If a line in the records below contains the word "emscripten", copy it.

RECORDS SHOWN ->
_ _ _ _ _ _ _

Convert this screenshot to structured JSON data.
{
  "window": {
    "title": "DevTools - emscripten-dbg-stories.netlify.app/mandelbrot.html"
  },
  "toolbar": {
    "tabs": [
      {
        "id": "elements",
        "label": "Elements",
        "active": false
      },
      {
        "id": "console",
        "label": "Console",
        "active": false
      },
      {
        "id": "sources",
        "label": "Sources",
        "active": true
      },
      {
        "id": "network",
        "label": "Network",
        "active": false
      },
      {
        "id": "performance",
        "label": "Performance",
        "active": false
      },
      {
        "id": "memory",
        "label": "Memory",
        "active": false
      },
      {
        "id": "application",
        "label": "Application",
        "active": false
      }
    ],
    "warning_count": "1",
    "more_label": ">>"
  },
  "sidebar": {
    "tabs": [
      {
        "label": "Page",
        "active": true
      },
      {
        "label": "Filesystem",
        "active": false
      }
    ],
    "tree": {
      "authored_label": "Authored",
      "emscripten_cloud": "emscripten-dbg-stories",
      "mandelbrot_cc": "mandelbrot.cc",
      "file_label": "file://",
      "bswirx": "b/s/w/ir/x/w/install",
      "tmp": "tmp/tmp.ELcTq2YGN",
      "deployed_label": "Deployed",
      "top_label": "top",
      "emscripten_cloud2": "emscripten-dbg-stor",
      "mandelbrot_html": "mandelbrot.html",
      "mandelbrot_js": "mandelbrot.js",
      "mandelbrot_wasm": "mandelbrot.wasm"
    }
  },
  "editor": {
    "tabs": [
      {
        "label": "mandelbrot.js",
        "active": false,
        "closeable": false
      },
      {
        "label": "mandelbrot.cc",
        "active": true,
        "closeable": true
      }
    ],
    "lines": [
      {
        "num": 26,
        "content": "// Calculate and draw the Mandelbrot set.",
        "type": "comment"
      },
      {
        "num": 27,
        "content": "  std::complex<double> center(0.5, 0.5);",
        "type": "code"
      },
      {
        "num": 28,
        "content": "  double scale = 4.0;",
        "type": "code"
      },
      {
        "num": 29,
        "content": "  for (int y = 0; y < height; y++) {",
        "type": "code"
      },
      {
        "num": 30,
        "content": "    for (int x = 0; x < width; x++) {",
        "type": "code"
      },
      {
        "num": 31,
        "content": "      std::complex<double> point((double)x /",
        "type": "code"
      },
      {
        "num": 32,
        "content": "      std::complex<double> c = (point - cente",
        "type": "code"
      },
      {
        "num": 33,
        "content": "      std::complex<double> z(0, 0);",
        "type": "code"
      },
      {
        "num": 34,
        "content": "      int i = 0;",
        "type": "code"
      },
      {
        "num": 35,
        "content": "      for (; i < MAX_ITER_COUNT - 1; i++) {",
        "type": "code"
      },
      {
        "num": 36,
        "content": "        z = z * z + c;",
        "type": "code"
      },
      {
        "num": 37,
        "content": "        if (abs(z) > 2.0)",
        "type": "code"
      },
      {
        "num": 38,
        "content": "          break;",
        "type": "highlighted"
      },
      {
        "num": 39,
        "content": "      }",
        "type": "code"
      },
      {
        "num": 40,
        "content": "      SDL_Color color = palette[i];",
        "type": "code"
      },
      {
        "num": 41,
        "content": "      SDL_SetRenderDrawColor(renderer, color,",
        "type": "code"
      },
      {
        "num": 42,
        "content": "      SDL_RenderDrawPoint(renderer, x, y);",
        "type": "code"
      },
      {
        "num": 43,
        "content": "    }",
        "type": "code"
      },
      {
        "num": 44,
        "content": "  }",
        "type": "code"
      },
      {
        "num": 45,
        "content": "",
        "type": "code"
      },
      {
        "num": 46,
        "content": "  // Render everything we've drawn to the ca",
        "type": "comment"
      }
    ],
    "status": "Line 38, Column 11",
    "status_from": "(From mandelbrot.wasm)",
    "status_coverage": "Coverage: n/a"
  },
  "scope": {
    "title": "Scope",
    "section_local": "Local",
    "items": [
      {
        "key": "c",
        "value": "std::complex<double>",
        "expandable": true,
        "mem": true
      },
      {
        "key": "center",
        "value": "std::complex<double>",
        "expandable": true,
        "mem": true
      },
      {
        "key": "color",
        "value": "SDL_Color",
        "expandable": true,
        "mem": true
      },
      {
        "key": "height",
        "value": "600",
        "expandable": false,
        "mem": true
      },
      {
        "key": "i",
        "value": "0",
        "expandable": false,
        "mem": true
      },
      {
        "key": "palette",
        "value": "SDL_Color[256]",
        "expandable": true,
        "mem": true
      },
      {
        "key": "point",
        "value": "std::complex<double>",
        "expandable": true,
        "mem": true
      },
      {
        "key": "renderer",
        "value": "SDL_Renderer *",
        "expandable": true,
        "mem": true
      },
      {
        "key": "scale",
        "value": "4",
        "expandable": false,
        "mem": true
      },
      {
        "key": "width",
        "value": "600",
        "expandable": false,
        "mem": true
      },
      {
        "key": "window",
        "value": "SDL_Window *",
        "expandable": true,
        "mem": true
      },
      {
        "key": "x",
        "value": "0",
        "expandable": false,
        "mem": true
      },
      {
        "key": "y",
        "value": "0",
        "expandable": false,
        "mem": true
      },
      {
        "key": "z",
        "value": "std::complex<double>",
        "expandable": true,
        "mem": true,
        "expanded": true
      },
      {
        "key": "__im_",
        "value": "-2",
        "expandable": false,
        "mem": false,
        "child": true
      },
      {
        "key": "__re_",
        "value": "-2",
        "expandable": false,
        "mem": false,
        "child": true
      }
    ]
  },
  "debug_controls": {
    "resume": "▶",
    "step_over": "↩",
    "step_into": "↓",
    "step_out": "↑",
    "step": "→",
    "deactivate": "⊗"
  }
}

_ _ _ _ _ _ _

ANSWER TO THIS EXERCISE ->
    "title": "DevTools - emscripten-dbg-stories.netlify.app/mandelbrot.html"
      "emscripten_cloud": "emscripten-dbg-stories",
      "emscripten_cloud2": "emscripten-dbg-stor",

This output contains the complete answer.